*** Opening of Material for this exercise ***

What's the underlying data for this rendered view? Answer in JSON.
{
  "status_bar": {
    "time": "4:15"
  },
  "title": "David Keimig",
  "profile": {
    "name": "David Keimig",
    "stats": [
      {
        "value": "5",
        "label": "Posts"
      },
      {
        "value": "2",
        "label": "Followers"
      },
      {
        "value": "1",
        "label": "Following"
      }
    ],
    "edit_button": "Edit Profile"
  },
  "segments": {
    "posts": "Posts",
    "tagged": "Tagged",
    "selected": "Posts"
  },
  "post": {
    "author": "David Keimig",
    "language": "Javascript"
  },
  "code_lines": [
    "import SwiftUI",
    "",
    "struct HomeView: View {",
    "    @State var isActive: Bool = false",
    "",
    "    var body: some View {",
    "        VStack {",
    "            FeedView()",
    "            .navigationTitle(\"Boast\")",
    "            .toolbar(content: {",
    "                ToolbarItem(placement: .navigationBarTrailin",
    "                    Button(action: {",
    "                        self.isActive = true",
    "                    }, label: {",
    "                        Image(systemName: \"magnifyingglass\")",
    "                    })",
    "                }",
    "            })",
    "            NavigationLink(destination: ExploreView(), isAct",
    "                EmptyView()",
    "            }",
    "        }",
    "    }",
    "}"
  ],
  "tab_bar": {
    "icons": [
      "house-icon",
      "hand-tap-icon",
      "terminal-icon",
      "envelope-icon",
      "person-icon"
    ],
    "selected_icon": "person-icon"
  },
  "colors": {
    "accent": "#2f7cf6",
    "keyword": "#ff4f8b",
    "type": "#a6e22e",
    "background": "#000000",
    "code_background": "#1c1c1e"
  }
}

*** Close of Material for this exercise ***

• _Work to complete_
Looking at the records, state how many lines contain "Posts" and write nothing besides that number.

• _Response_
3